  • What are the observable characteristics Ataxic cerebral palsy?

    Students with ataxic cerebral palsy experience a difficulty in keeping their limbs steady, called dysmetria.

    They can have an "intention tremor'', the tremor gets worse as the person's hand gets closer to the object they are trying to reach.

    Tremors also occur when an Ataxic cerebral palsy sufferer attempts actions requiring specific muscle control, such as writing.

    Difficulties with motor skills become much more pronounced the longer the person with ataxic cerebral palsy attempts motor specific tasks.

    Difficulties maintaining balance. Since balance is impaired, people with Ataxic cerebral palsy often walk with an ungainly gait, and can appear to stagger.

    Ataxic cerebral palsy affects the entire body rather than just certain limbs or muscle groups.

    The muscles of the face can be affected as well.

    The most common facial ataxic symptoms are jerky speech patterns and abnormal eye movements called nystagmus.

  • What does Ataxia mean?
    • Ataxic means poor coordination.
    • Different forms of the word ataxia are used to describe several disorders involving poor coordination.
    • Ataxic cerebral palsy is not genetically passed from parent to child.
  • How can I support a student who dribbles?

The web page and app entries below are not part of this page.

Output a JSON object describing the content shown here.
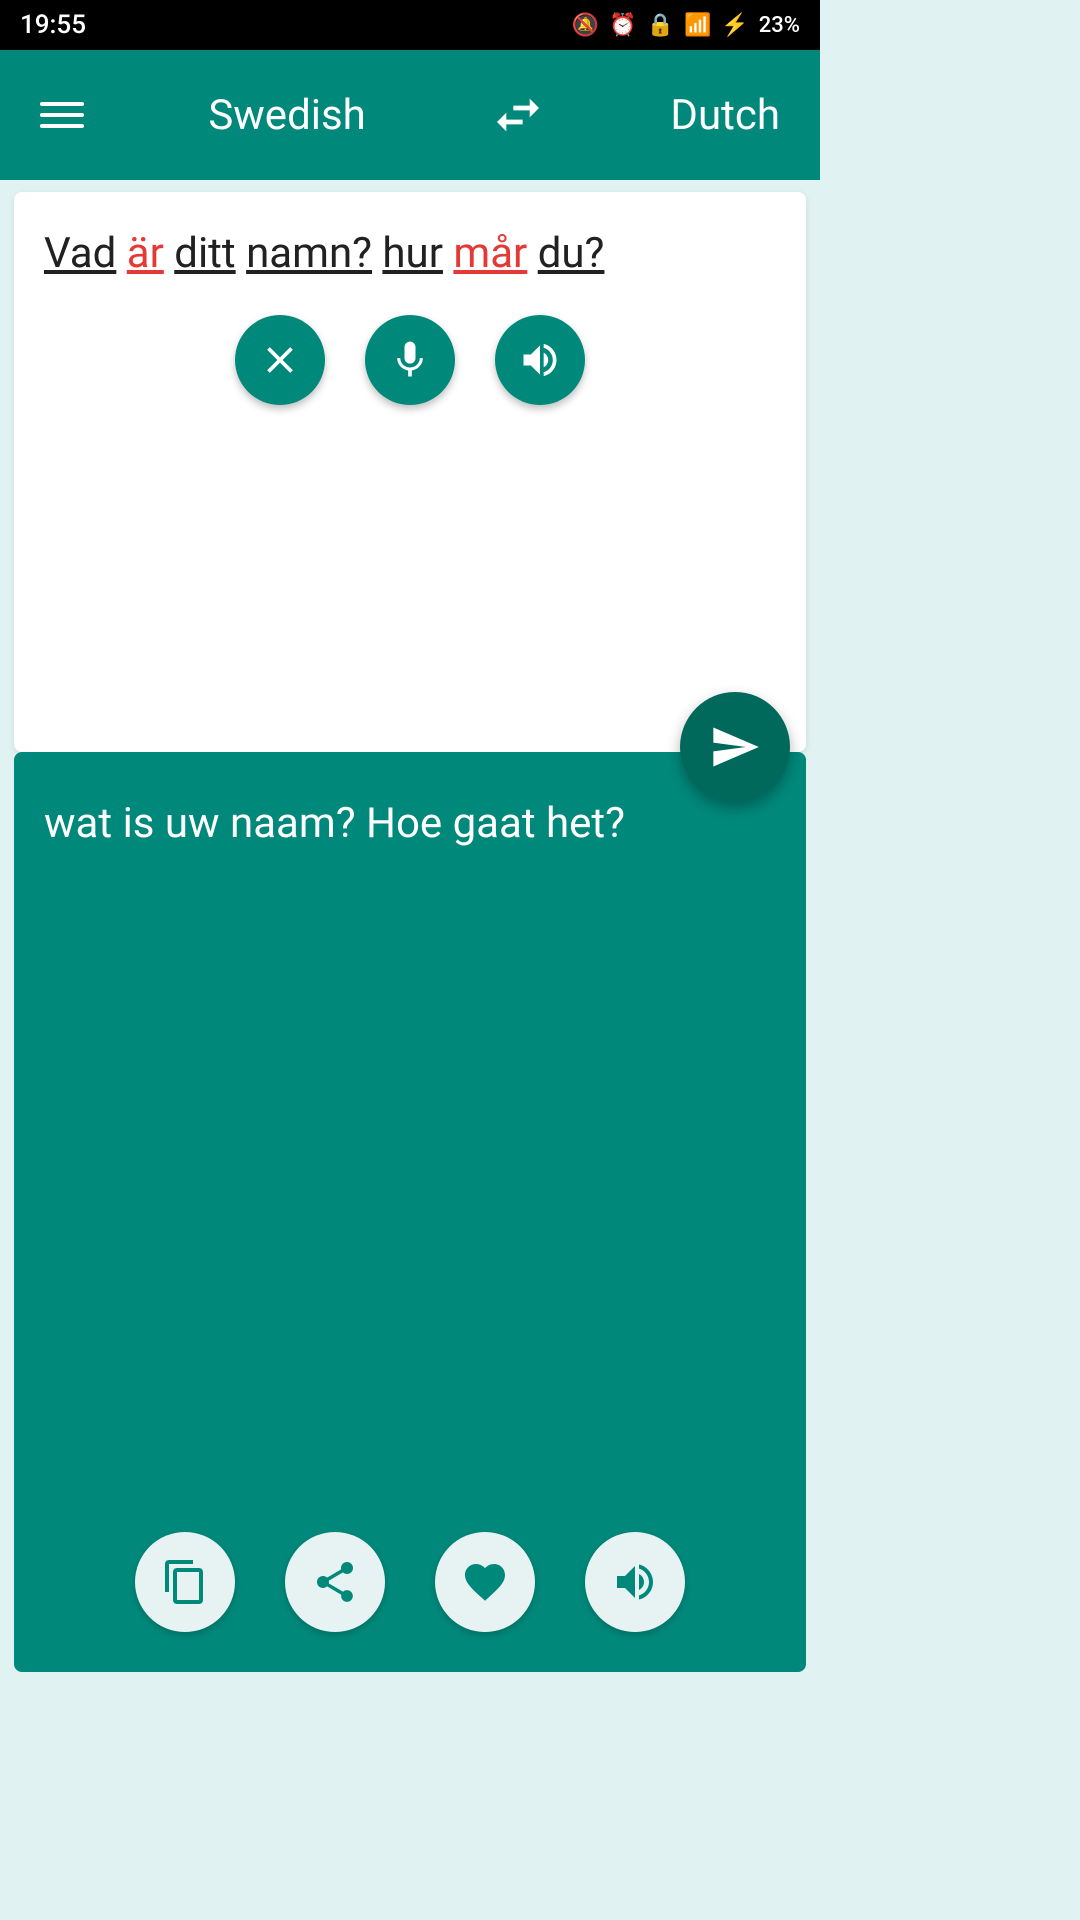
{
  "statusBar": {
    "time": "19:55",
    "battery": "23%"
  },
  "header": {
    "menuLabel": "menu",
    "sourceLang": "Swedish",
    "swapLabel": "swap languages",
    "targetLang": "Dutch"
  },
  "sourceInput": {
    "text": "Vad är ditt namn? hur mår du?",
    "words": [
      {
        "text": "Vad",
        "style": "underline"
      },
      {
        "text": " "
      },
      {
        "text": "är",
        "style": "red-underline"
      },
      {
        "text": " "
      },
      {
        "text": "ditt",
        "style": "underline"
      },
      {
        "text": " "
      },
      {
        "text": "namn?",
        "style": "underline"
      },
      {
        "text": " "
      },
      {
        "text": "hur",
        "style": "underline"
      },
      {
        "text": " "
      },
      {
        "text": "mår",
        "style": "red-underline"
      },
      {
        "text": " "
      },
      {
        "text": "du?",
        "style": "underline"
      }
    ]
  },
  "inputControls": {
    "clearLabel": "clear",
    "micLabel": "microphone",
    "speakLabel": "speak source",
    "sendLabel": "send"
  },
  "translationOutput": {
    "text": "wat is uw naam? Hoe gaat het?"
  },
  "translationControls": {
    "copyLabel": "copy",
    "shareLabel": "share",
    "favoriteLabel": "favorite",
    "speakLabel": "speak translation"
  }
}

    has specific advice relating to children with cerebral palsy.

  • What is Paraplegia?

    Paraplegia indicates lower limbs are affected by Cerebral Palsy.

  • What is Diplegia?

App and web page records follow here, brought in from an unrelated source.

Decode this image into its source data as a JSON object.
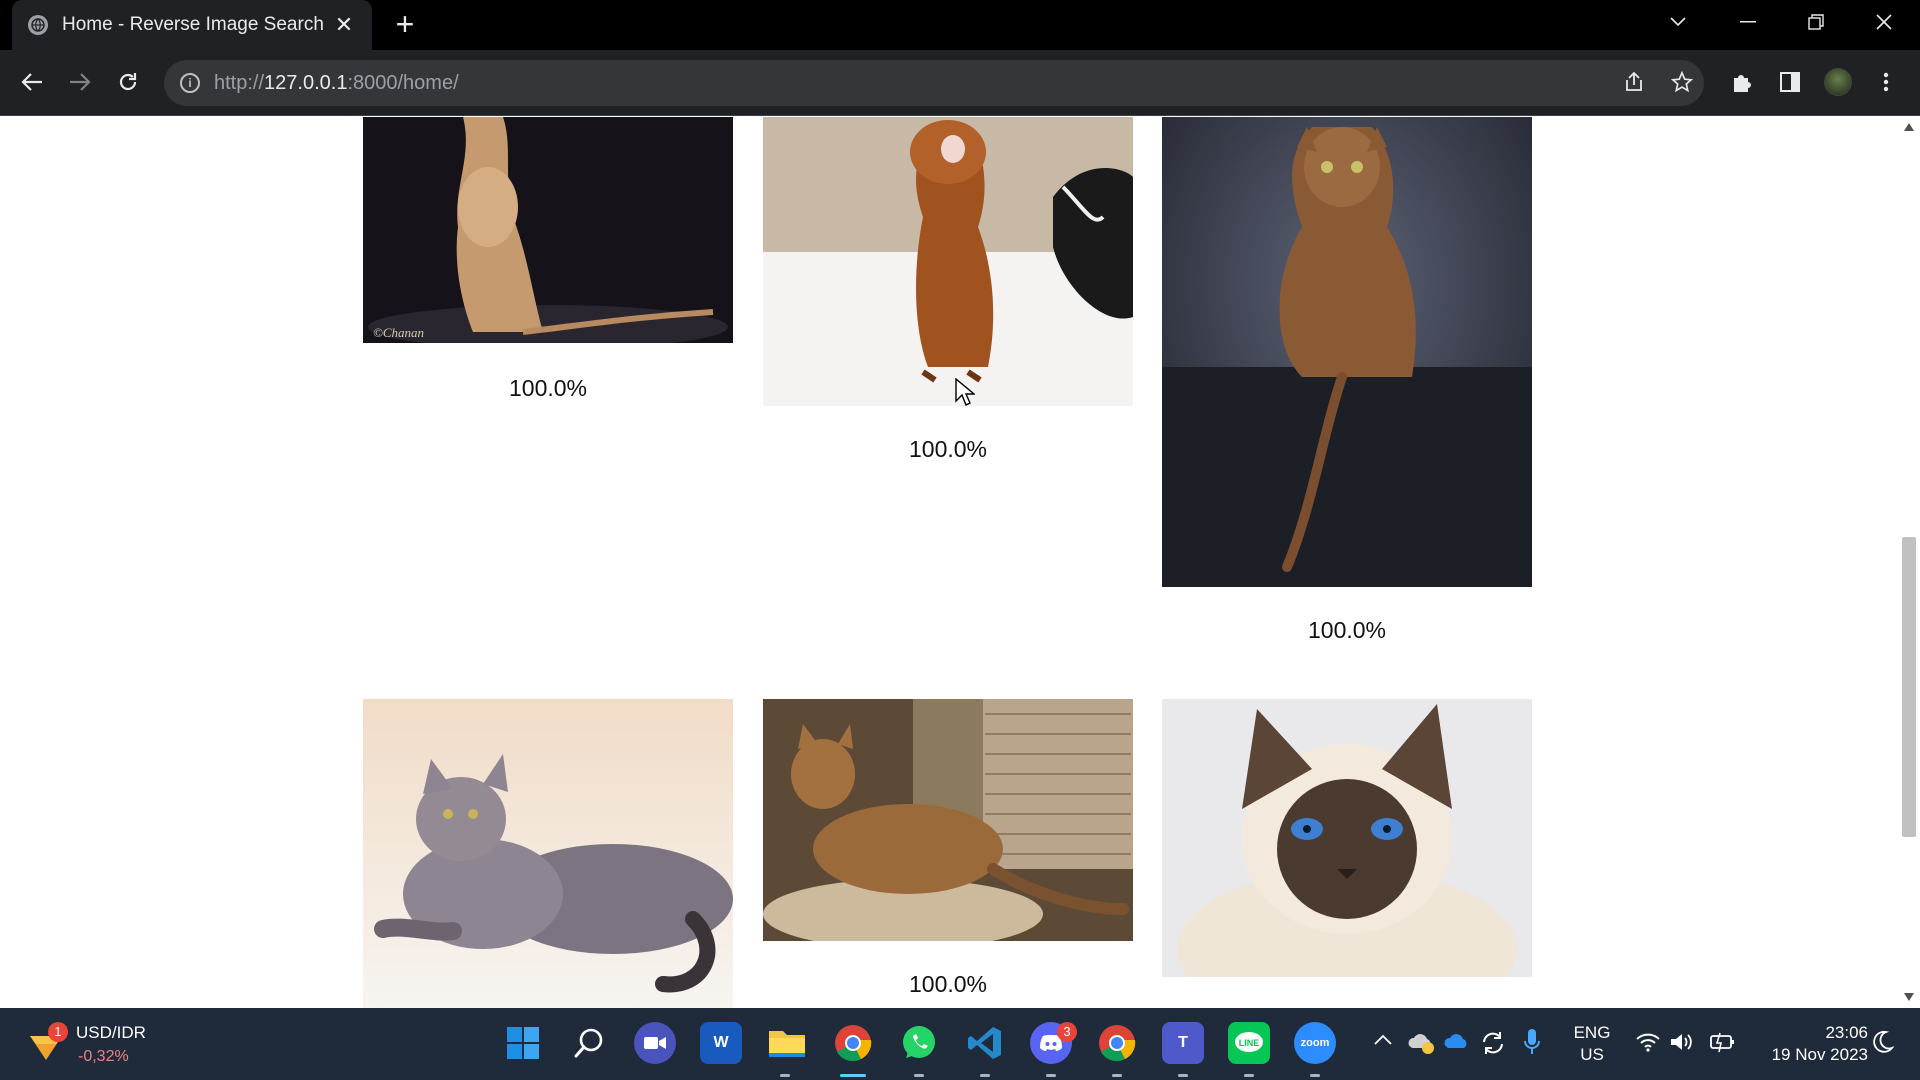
{
  "browser": {
    "tab_title": "Home - Reverse Image Search",
    "url_scheme": "http://",
    "url_host": "127.0.0.1",
    "url_path": ":8000/home/"
  },
  "results": [
    {
      "label": "100.0%",
      "description": "Ruddy cat sitting against dark backdrop",
      "signature": "©Chanan"
    },
    {
      "label": "100.0%",
      "description": "Ruddy cat sitting with mouth open on white sheet"
    },
    {
      "label": "100.0%",
      "description": "Cat seen from behind, looking back over shoulder"
    },
    {
      "label": "",
      "description": "Blue cat lying down on cream background"
    },
    {
      "label": "100.0%",
      "description": "Spotted tabby cat on a cushion indoors"
    },
    {
      "label": "",
      "description": "Seal point cat with blue eyes"
    }
  ],
  "taskbar": {
    "widget_title": "USD/IDR",
    "widget_value": "-0,32%",
    "widget_badge": "1",
    "discord_badge": "3",
    "zoom_label": "zoom",
    "lang_line1": "ENG",
    "lang_line2": "US",
    "time": "23:06",
    "date": "19 Nov 2023"
  },
  "icons": [
    "globe-icon",
    "close-icon",
    "plus-icon",
    "chevron-down-icon",
    "minimize-icon",
    "restore-icon",
    "back-arrow-icon",
    "forward-arrow-icon",
    "reload-icon",
    "info-icon",
    "share-icon",
    "star-icon",
    "puzzle-icon",
    "sidepanel-icon",
    "avatar",
    "kebab-menu-icon"
  ]
}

    Diplegia indicates the Cerebral Palsy has a major involvement of lower limbs and minor involvement of upper limbs.

  • What is Quadriplegia?

    Quadriplegia indicates all four limbs are affected by Cerebral Palsy.

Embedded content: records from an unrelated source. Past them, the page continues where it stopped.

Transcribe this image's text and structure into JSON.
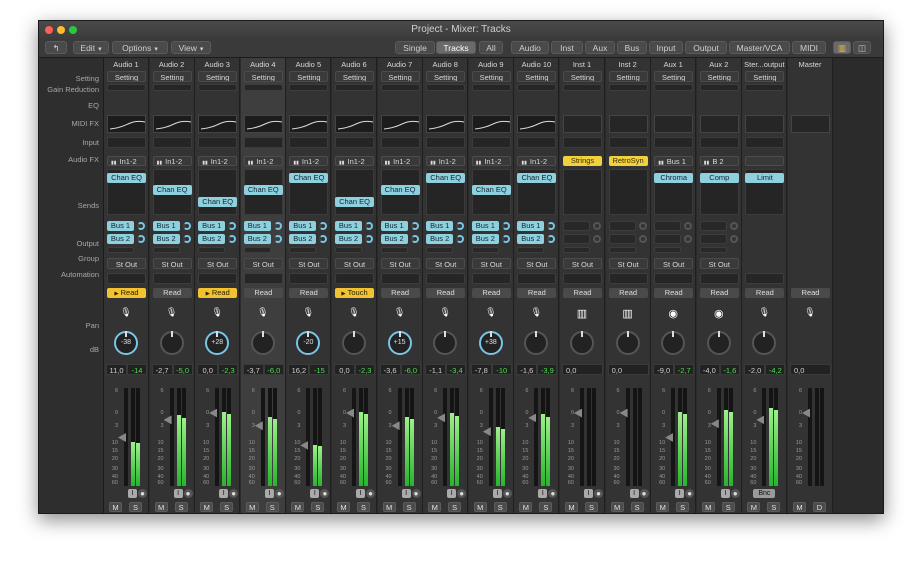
{
  "window": {
    "title": "Project - Mixer: Tracks"
  },
  "toolbar": {
    "menus": [
      "Edit",
      "Options",
      "View"
    ],
    "mode_tabs": [
      "Single",
      "Tracks",
      "All"
    ],
    "filter_tabs": [
      "Audio",
      "Inst",
      "Aux",
      "Bus",
      "Input",
      "Output",
      "Master/VCA",
      "MIDI"
    ],
    "selected_mode": "Tracks"
  },
  "row_labels": {
    "setting": "Setting",
    "gain_reduction": "Gain Reduction",
    "eq": "EQ",
    "midi_fx": "MIDI FX",
    "input": "Input",
    "audio_fx": "Audio FX",
    "sends": "Sends",
    "output": "Output",
    "group": "Group",
    "automation": "Automation",
    "pan": "Pan",
    "db": "dB"
  },
  "fader_scale": [
    "6",
    "0",
    "3",
    "10",
    "15",
    "20",
    "30",
    "40",
    "60"
  ],
  "meter_scale": [
    "0",
    "3",
    "6",
    "9",
    "12",
    "18",
    "24",
    "30",
    "35",
    "40",
    "45",
    "50",
    "60"
  ],
  "colors": {
    "audio": "#2f62a8",
    "inst": "#2ea43c",
    "aux": "#a8a22a",
    "stereo_out": "#a43498",
    "master": "#6e3aa2",
    "plugin": "#8fd0de",
    "meter": "#3ed046",
    "automation_active": "#f2c230"
  },
  "channels": [
    {
      "name": "Audio 1",
      "setting": "Setting",
      "eq": true,
      "input": "In1-2",
      "fx": [
        {
          "label": "Chan EQ",
          "row": 0
        }
      ],
      "sends": [
        "Bus 1",
        "Bus 2"
      ],
      "output": "St Out",
      "automation": "Read",
      "auto_active": true,
      "icon": "mic-icon",
      "pan": "-38",
      "db_a": "11,0",
      "db_b": "-14",
      "level": 0.45,
      "fader": 0.5,
      "track": "Audio 1",
      "color": "audio",
      "selected": false
    },
    {
      "name": "Audio 2",
      "setting": "Setting",
      "eq": true,
      "input": "In1-2",
      "fx": [
        {
          "label": "Chan EQ",
          "row": 1
        }
      ],
      "sends": [
        "Bus 1",
        "Bus 2"
      ],
      "output": "St Out",
      "automation": "Read",
      "auto_active": false,
      "icon": "mic-icon",
      "pan": "",
      "db_a": "-2,7",
      "db_b": "-5,0",
      "level": 0.72,
      "fader": 0.32,
      "track": "Audio 2",
      "color": "audio",
      "selected": false
    },
    {
      "name": "Audio 3",
      "setting": "Setting",
      "eq": true,
      "input": "In1-2",
      "fx": [
        {
          "label": "Chan EQ",
          "row": 2
        }
      ],
      "sends": [
        "Bus 1",
        "Bus 2"
      ],
      "output": "St Out",
      "automation": "Read",
      "auto_active": true,
      "icon": "mic-icon",
      "pan": "+28",
      "db_a": "0,0",
      "db_b": "-2,3",
      "level": 0.76,
      "fader": 0.25,
      "track": "Audio 3",
      "color": "audio",
      "selected": false
    },
    {
      "name": "Audio 4",
      "setting": "Setting",
      "eq": true,
      "input": "In1-2",
      "fx": [
        {
          "label": "Chan EQ",
          "row": 1
        }
      ],
      "sends": [
        "Bus 1",
        "Bus 2"
      ],
      "output": "St Out",
      "automation": "Read",
      "auto_active": false,
      "icon": "mic-icon",
      "pan": "",
      "db_a": "-3,7",
      "db_b": "-6,0",
      "level": 0.7,
      "fader": 0.38,
      "track": "Audio 4",
      "color": "audio",
      "selected": true
    },
    {
      "name": "Audio 5",
      "setting": "Setting",
      "eq": true,
      "input": "In1-2",
      "fx": [
        {
          "label": "Chan EQ",
          "row": 0
        }
      ],
      "sends": [
        "Bus 1",
        "Bus 2"
      ],
      "output": "St Out",
      "automation": "Read",
      "auto_active": false,
      "icon": "mic-icon",
      "pan": "-20",
      "db_a": "16,2",
      "db_b": "-15",
      "level": 0.42,
      "fader": 0.58,
      "track": "Audio 5",
      "color": "audio",
      "selected": false
    },
    {
      "name": "Audio 6",
      "setting": "Setting",
      "eq": true,
      "input": "In1-2",
      "fx": [
        {
          "label": "Chan EQ",
          "row": 2
        }
      ],
      "sends": [
        "Bus 1",
        "Bus 2"
      ],
      "output": "St Out",
      "automation": "Touch",
      "auto_active": true,
      "icon": "mic-icon",
      "pan": "",
      "db_a": "0,0",
      "db_b": "-2,3",
      "level": 0.76,
      "fader": 0.25,
      "track": "Audio 6",
      "color": "audio",
      "selected": false
    },
    {
      "name": "Audio 7",
      "setting": "Setting",
      "eq": true,
      "input": "In1-2",
      "fx": [
        {
          "label": "Chan EQ",
          "row": 1
        }
      ],
      "sends": [
        "Bus 1",
        "Bus 2"
      ],
      "output": "St Out",
      "automation": "Read",
      "auto_active": false,
      "icon": "mic-icon",
      "pan": "+15",
      "db_a": "-3,6",
      "db_b": "-6,0",
      "level": 0.7,
      "fader": 0.38,
      "track": "Audio 7",
      "color": "audio",
      "selected": false
    },
    {
      "name": "Audio 8",
      "setting": "Setting",
      "eq": true,
      "input": "In1-2",
      "fx": [
        {
          "label": "Chan EQ",
          "row": 0
        }
      ],
      "sends": [
        "Bus 1",
        "Bus 2"
      ],
      "output": "St Out",
      "automation": "Read",
      "auto_active": false,
      "icon": "mic-icon",
      "pan": "",
      "db_a": "-1,1",
      "db_b": "-3,4",
      "level": 0.74,
      "fader": 0.3,
      "track": "Audio 8",
      "color": "audio",
      "selected": false
    },
    {
      "name": "Audio 9",
      "setting": "Setting",
      "eq": true,
      "input": "In1-2",
      "fx": [
        {
          "label": "Chan EQ",
          "row": 1
        }
      ],
      "sends": [
        "Bus 1",
        "Bus 2"
      ],
      "output": "St Out",
      "automation": "Read",
      "auto_active": false,
      "icon": "mic-icon",
      "pan": "+38",
      "db_a": "-7,8",
      "db_b": "-10",
      "level": 0.6,
      "fader": 0.44,
      "track": "Audio 9",
      "color": "audio",
      "selected": false
    },
    {
      "name": "Audio 10",
      "setting": "Setting",
      "eq": true,
      "input": "In1-2",
      "fx": [
        {
          "label": "Chan EQ",
          "row": 0
        }
      ],
      "sends": [
        "Bus 1",
        "Bus 2"
      ],
      "output": "St Out",
      "automation": "Read",
      "auto_active": false,
      "icon": "mic-icon",
      "pan": "",
      "db_a": "-1,6",
      "db_b": "-3,9",
      "level": 0.73,
      "fader": 0.3,
      "track": "Audio 10",
      "color": "audio",
      "selected": false
    },
    {
      "name": "Inst 1",
      "setting": "Setting",
      "eq": false,
      "input": "Strings",
      "fx": [],
      "sends": [
        "",
        ""
      ],
      "output": "St Out",
      "automation": "Read",
      "auto_active": false,
      "icon": "keyboard-icon",
      "pan": "",
      "db_a": "0,0",
      "db_b": "",
      "level": 0.0,
      "fader": 0.25,
      "track": "Inst 1",
      "color": "inst",
      "selected": false
    },
    {
      "name": "Inst 2",
      "setting": "Setting",
      "eq": false,
      "input": "RetroSyn",
      "fx": [],
      "sends": [
        "",
        ""
      ],
      "output": "St Out",
      "automation": "Read",
      "auto_active": false,
      "icon": "keyboard-icon",
      "pan": "",
      "db_a": "0,0",
      "db_b": "",
      "level": 0.0,
      "fader": 0.25,
      "track": "Inst 2",
      "color": "inst",
      "selected": false
    },
    {
      "name": "Aux 1",
      "setting": "Setting",
      "eq": false,
      "input": "Bus 1",
      "fx": [
        {
          "label": "Chroma",
          "row": 0
        }
      ],
      "sends": [
        "",
        ""
      ],
      "output": "St Out",
      "automation": "Read",
      "auto_active": false,
      "icon": "live-icon",
      "pan": "",
      "db_a": "-9,0",
      "db_b": "-2,7",
      "level": 0.76,
      "fader": 0.5,
      "track": "Aux 1",
      "color": "aux",
      "selected": false
    },
    {
      "name": "Aux 2",
      "setting": "Setting",
      "eq": false,
      "input": "B 2",
      "fx": [
        {
          "label": "Comp",
          "row": 0
        }
      ],
      "sends": [
        "",
        ""
      ],
      "output": "St Out",
      "automation": "Read",
      "auto_active": false,
      "icon": "live-icon",
      "pan": "",
      "db_a": "-4,0",
      "db_b": "-1,6",
      "level": 0.78,
      "fader": 0.36,
      "track": "Aux 2",
      "color": "aux",
      "selected": false
    },
    {
      "name": "Ster...output",
      "setting": "Setting",
      "eq": false,
      "input": "",
      "fx": [
        {
          "label": "Limit",
          "row": 0
        }
      ],
      "sends": [],
      "output": "",
      "automation": "Read",
      "auto_active": false,
      "icon": "mic-icon",
      "pan": "",
      "db_a": "-2,0",
      "db_b": "-4,2",
      "level": 0.8,
      "fader": 0.32,
      "track": "Stereo Out",
      "color": "stereo_out",
      "selected": false,
      "bnc": "Bnc"
    },
    {
      "name": "Master",
      "setting": "",
      "eq": false,
      "input": "",
      "fx": [],
      "sends": [],
      "output": "",
      "automation": "Read",
      "auto_active": false,
      "icon": "mic-icon",
      "pan": "",
      "db_a": "0,0",
      "db_b": "",
      "level": 0.0,
      "fader": 0.25,
      "track": "Master",
      "color": "master",
      "selected": false,
      "master": true
    }
  ],
  "buttons": {
    "mute": "M",
    "solo": "S",
    "dim": "D",
    "input_mon": "I"
  }
}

  • What is Monoplegia?

    Monoplegia indicates the Cerebral Palsy impacts one limb only.

Family Resources

Whizz Kids


Whizz-Kidz is a charity aiming to provide disabled children and young customised mobility equipment, training, advice and life skills.

This Charity provides equipment to children that is not available on the NHS. They also run Wheelchair training courses/ Mobility centres in Dagenham and Havering.

Contact a family


A UK wide charity providing advice, information and support to parents of all disabled children.